My free 94-page book on how to “create” (not build) your own minivan camper is available as a pdf download from the main site, for those who have found this blog first. We are still progressing on finishing the site, with adding more content, more photos, more videos, more books, useful links to help save you money and keep you safe, as well as providing products that you might need in creating your minivan camper or in any other camping or traveling you do.
While we have this heat wave going on in the Midwest I won’t even attempt to go out and work in this heat and humidity. I’m retired… I don’t have to! As soon as it starts to cool down, I will be at work on the physical stuff, making videos of the progress, getting accurate measurements for the reclining couch/bed unit and the storage cabinet, and completing the paid verson of the book with complete plans in it for the only two simple pieces of removable furniture to be used in the van.
Yes, I said removable. If you haven’t read the book yet, everything that I show you how to do is forever yours… except for the van itself. You can trade the van, remove your entire camping setup and put it right back in another minivan without ever losing your investment! And you can do it without tools!
So it isn’t just fuel efficency that I am going after. I’m tired of losing everything I have ever spent money on in buying or creating a camper, only to have it lost in depreciation, or watching all my work go to someone else when trading! With this setup, you can keep all the work and equipment you put into it, and only trade the vehicle itself! You never lose your investment in the “camping” part of the package!
I just wanted to assure you, there is a very definite reason I am doing this project, and the news I am receiving from many sources is still telling me that people need this information. Fuel efficient campers are becoming a very “hot”, in-demand product right now. Hanging onto investments is also a very “hot” topic right now! I am showing you how to gain on both fronts!
The entire RV industry in general is finally thinking of getting back to simpler RV’s that are more fuel efficient and easier to maneuver. Other countries are way ahead of us on producing small RVs. A simple exploration of YouTube will show you all kinds of videos of both home-built RV’s and minivans, as well as factory-built units.
Yes, some people will still want the big ones. Good luck with that idea.

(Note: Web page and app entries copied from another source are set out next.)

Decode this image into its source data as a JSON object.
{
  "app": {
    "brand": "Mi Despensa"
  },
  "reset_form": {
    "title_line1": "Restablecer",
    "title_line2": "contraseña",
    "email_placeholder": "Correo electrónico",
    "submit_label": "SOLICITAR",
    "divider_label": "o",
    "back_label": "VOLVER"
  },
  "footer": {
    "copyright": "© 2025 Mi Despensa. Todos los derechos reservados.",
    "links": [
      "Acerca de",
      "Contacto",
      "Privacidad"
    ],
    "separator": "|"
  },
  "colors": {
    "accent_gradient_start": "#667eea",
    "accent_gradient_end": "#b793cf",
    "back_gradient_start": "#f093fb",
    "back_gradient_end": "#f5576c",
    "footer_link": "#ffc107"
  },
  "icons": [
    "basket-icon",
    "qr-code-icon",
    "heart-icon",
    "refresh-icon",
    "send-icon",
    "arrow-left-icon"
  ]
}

Meanwhile, I have two other projects in the works for fuel efficient campers… one for a pick-up truck, and the other for a small trailer that can even be towed with a Prius. Like the minivan, both will have full standing room, showers, and all the luxuries of home! And you will be able to build them at home, with simple tools. Both projects can be built complete with components for less than $2000 apiece (not including the truck). Those books should be available next year. The details are currently being sketched out as I work on finalizing this first one.
Anyone interested? Stick around! Let me know your thoughts!